This is Jane

Another installment of the "Invisible Ones of Washington, DC."

I met Jane outside of a supermarket in the trendy NOMA neighborhood of Washington, DC. It was a cold, rainy morning and Jane was huddled under an overhang to keep dry. I brought her into the lobby of the market to see if she would be willing to allow me to photograph her for the Invisible Ones project. It didn't take too long to determine that, Jane was quite mentally ill. When I asked her name, she produced an old hospital wristband dating back to July of 2016. She pointed out that the name on the band said, Jane Doe so that must be who she is. Trying to have a conversation with Jane was really quite pointless because of her rambling and incoherent thinking. She was hungry so I bought her some food in exchange for this photograph. Like many of the homeless, mentally ill living on the streets of DC, Jane is friendly and approachable if you take the time to speak with her. I have no idea how long Jane has been homeless but judging from her dirty and disheveled appearance, I would guess she's been living without shelter for quite awhile. If you see or know someone like Jane, stop and have a conversation. Ask if you can help out in someway. You'll be surprised to learn that you'll both feel better having had that experience.

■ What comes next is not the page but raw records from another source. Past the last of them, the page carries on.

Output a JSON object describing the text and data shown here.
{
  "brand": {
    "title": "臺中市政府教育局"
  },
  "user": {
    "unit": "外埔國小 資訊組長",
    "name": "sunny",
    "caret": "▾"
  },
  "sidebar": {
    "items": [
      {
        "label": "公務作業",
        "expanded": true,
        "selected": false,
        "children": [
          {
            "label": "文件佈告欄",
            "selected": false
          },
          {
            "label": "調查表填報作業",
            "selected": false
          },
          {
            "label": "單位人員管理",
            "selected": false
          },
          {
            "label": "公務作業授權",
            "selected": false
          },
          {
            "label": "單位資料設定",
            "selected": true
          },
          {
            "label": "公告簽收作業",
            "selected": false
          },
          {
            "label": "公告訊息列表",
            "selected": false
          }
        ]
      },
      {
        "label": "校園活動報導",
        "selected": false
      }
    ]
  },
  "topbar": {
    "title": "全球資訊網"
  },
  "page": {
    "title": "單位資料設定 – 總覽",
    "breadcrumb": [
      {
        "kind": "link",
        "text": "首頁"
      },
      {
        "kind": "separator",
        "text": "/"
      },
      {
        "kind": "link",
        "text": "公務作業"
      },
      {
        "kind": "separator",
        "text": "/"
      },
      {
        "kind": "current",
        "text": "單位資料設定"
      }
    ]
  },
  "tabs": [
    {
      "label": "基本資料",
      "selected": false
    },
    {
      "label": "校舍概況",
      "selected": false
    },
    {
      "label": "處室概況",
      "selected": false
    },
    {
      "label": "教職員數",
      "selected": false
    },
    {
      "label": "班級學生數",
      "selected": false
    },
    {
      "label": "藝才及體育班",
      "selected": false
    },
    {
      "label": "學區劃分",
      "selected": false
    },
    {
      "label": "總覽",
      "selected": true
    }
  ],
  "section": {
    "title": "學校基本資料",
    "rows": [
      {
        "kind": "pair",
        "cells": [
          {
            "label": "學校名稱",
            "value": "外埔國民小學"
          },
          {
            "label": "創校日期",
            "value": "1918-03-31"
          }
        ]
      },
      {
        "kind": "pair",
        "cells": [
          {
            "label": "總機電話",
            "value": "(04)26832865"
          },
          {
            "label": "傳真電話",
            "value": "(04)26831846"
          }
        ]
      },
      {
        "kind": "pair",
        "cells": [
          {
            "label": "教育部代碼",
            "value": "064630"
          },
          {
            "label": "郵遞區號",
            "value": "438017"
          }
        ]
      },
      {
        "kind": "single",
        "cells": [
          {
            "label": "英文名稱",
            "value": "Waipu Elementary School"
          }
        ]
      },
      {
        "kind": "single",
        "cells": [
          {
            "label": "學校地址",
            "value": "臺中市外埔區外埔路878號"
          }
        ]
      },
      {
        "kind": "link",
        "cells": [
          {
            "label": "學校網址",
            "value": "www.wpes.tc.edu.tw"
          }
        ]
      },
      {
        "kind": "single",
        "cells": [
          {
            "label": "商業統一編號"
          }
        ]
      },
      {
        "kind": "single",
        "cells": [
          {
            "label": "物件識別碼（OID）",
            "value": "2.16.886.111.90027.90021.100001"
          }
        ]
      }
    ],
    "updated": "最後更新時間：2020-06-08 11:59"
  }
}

This is Anissa

Another installment of "The Invisible Ones" of Washington, DC.

Anissa is a 30 something woman who has been living on the streets of Arlington Virginia and now Washington, DC for the last five years. When I met her she was sitting on a plastic milk crate at the intersection of 27th and K Streets. This particular spot is well known to the homeless as it is a very busy commuter thoroughfare. Anissa tells me that she also sleeps under the overpass where we are standing unless it's really cold, then she will use some of her panhandling money to get a cheap room in a SRO hotel. She tries to avoid the homeless shelters as she finds them to be dangerous places. Anissa came to be homeless following a divorce proceeding because she was unable to maintain the marital home and soon exhausted the settlement money. At one time she was training to be a veterinary technician but never finished her education. She had no other job skills and no prospects because she is homeless. Drugs, Alcohol and mental illness do not seem to part of the problem as best I can tell.

Anissa is an affable and friendly woman who is able to make enough money panhandling to survive on the streets. When I told her about the Invisible Ones project she just laughed saying, "Honey, you have no idea how invisible I can be out here." She's certainly right about that. If you see Anissa or know of someone like her living on the streets without shelter, stop and have a conversation. Ask if you can help out in someway. I promise you'll both feel better having had that experience.